Hendricks County Flyer, Avon, IN

August 17, 2013

Latest temporary art exhibits on display at airport

Installations highlight artists with local ties

Hendricks County Flyer

---- — The next series of art to be featured in the Indianapolis Airport Authority’s (IAA) temporary art program has arrived and is on display in the main ticketing hall and Concourse B at the Indianapolis International Airport (IND).

IND’s temporary art program introduces new works to the airport space while complementing the IAA’s permanent art collection.

The latest exhibits showcase a master in the field of wood sculpture and an artist whose unique take on the collage medium is a nod to the increasing diversity of Indianapolis’ international communities. The installations feature the work of artists with ties to the local community and will be on display through Nov. 10.

Indianapolis-based sculptor Betty Scarpino has worked in wood for more than 30 years. Her pieces start with an object that has been created using a lathe, in a process known as turning, which she then cuts apart and continues to work by carving it or adding other turned elements.

Her design process includes carefully considering the wood’s natural grain, creating a variety of textures within the piece, and developing shapes that are inspired by a sense of the “universal feminine.” Attention to detail in the final surface finish completes the cycle, with a resulting sculpture that is fluid, full of life and movement, organic, and sensuous. Scarpino’s work can be found on Concourse B in the display case near the connector to Concourse A.

Considered a master in her field, Scarpino’s work has been placed in the permanent collections of the Renwick Gallery of American Art at the Smithsonian Institution (Washington, D.C.), the Mint Museum of Craft and Design in North Carolina, and the Museum of Arts and Design in New York, among many others. She considers the pleasure of becoming lost in the creative process as integral to her life, and she believes her creative endeavors are a pathway for the uniquely human activities of giving and receiving.

The medium of collage is explored in two projects developed by the Indianapolis nonprofit arts organization Big Car. To highlight the growing international culture of Indianapolis, Big Car invited artist Ben Valentine to create a collage that would speak to the experience of international travel. The resulting installation combines various cloud images sourced from the Internet, visually encapsulating the experience of moving between cultures and geographies through a space that is open to the individual imagination.

This project is complemented by a collage created by students at Gambold Preparatory Magnet High School of IPS and Enlace Academy on Indy’s west side and facilitated by Big Car teaching artists Megan Hart and Tom Streit. The collage illustrates an array of textures, cultures, and images of foods from Saraga International Grocery Store in the Lafayette Square neighborhood, where 70-plus languages are spoken.

The two collages are themselves visually collaged together, forming a multilayered experience for the viewer. Two versions of the collaboration are featured, installed in the north and south display cases facing Civic Plaza in the ticketing hall.

Valentine was raised in Richmond, Ind., and attended Earlham College. He is an artist, writer, and curator currently based in Berkeley, Calif.

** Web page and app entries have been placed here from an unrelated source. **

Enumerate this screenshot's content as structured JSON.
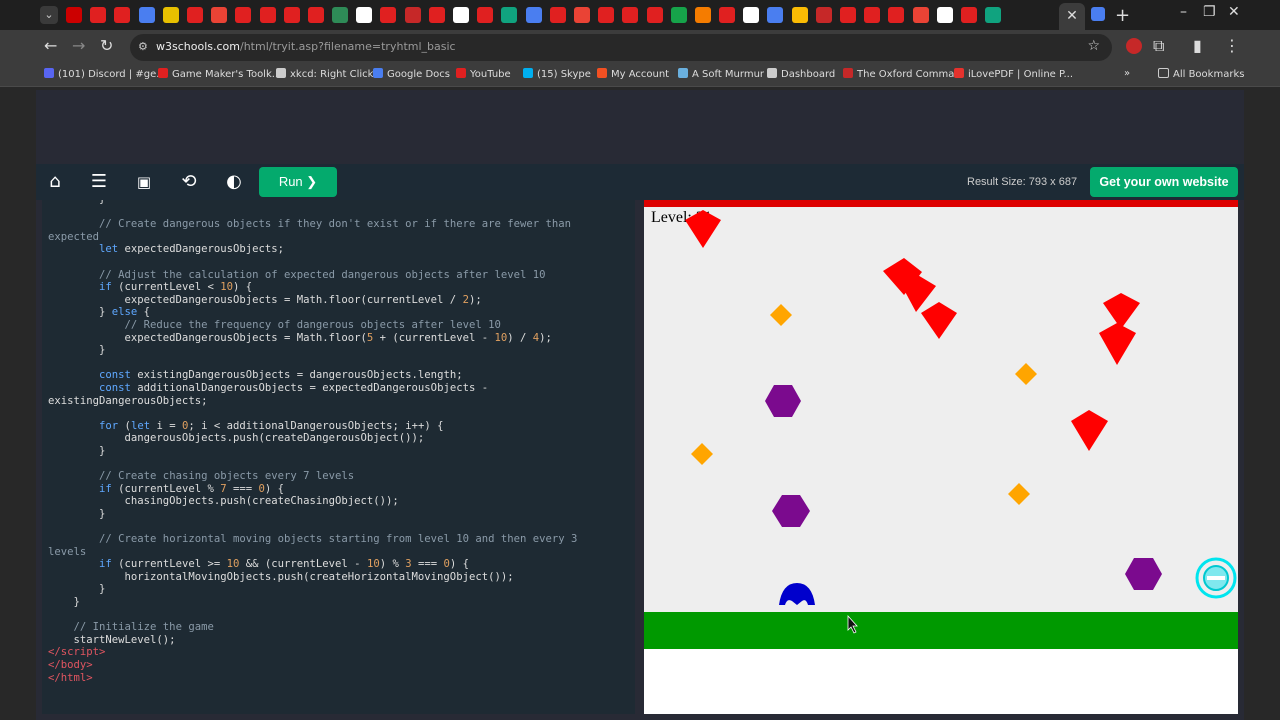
{
  "browser": {
    "url_host": "w3schools.com",
    "url_path": "/html/tryit.asp?filename=tryhtml_basic",
    "tab_icon_colors": [
      "#cc0000",
      "#e02020",
      "#e02020",
      "#4a7ef0",
      "#e8c000",
      "#e02020",
      "#ea4335",
      "#e02020",
      "#e02020",
      "#e02020",
      "#e02020",
      "#2e8b57",
      "#ffffff",
      "#e02020",
      "#c62828",
      "#e02020",
      "#ffffff",
      "#e02020",
      "#10a37f",
      "#4a7ef0",
      "#e02020",
      "#ea4335",
      "#e02020",
      "#e02020",
      "#e02020",
      "#16a34a",
      "#f57c00",
      "#e02020",
      "#ffffff",
      "#4a7ef0",
      "#fbbc04",
      "#c62828",
      "#e02020",
      "#e02020",
      "#e02020",
      "#ea4335",
      "#ffffff",
      "#e02020",
      "#10a37f"
    ],
    "bookmarks": [
      {
        "label": "(101) Discord | #ge...",
        "color": "#5865f2"
      },
      {
        "label": "Game Maker's Toolk...",
        "color": "#e02020"
      },
      {
        "label": "xkcd: Right Click",
        "color": "#cccccc"
      },
      {
        "label": "Google Docs",
        "color": "#4a7ef0"
      },
      {
        "label": "YouTube",
        "color": "#e02020"
      },
      {
        "label": "(15) Skype",
        "color": "#00aff0"
      },
      {
        "label": "My Account",
        "color": "#f25022"
      },
      {
        "label": "A Soft Murmur",
        "color": "#6ab0de"
      },
      {
        "label": "Dashboard",
        "color": "#cccccc"
      },
      {
        "label": "The Oxford Comma",
        "color": "#c62828"
      },
      {
        "label": "iLovePDF | Online P...",
        "color": "#e5322d"
      }
    ],
    "all_bookmarks": "All Bookmarks"
  },
  "editor": {
    "run_label": "Run ❯",
    "result_size": "Result Size: 793 x 687",
    "get_website": "Get your own website"
  },
  "game": {
    "level_text": "Level: 21",
    "colors": {
      "top_bar": "#dd0000",
      "danger": "#ff0000",
      "coin": "#ffa500",
      "purple": "#7b0a8e",
      "ground": "#009900",
      "player": "#0000cc",
      "power": "#00e5ee",
      "background": "#eeeeee"
    },
    "dangerous_objects": 8,
    "coins": 5,
    "purple_hexagons": 3
  }
}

His artistic practice frequently uses crowd-sourced and found images to comment on popular culture and the engagement of people with their environment.

Big Car brings art to people and people to art, sparking creativity in lives to transform communities. Its programs boost urban livability, invigorate public places, and support better neighborhoods using an engagement-based arts perspective. One of Big Car’s major programs is Service Center for Community & Culture, a repurposed retail store in the Lafayette Square area that functions as a community gathering place and urban garden.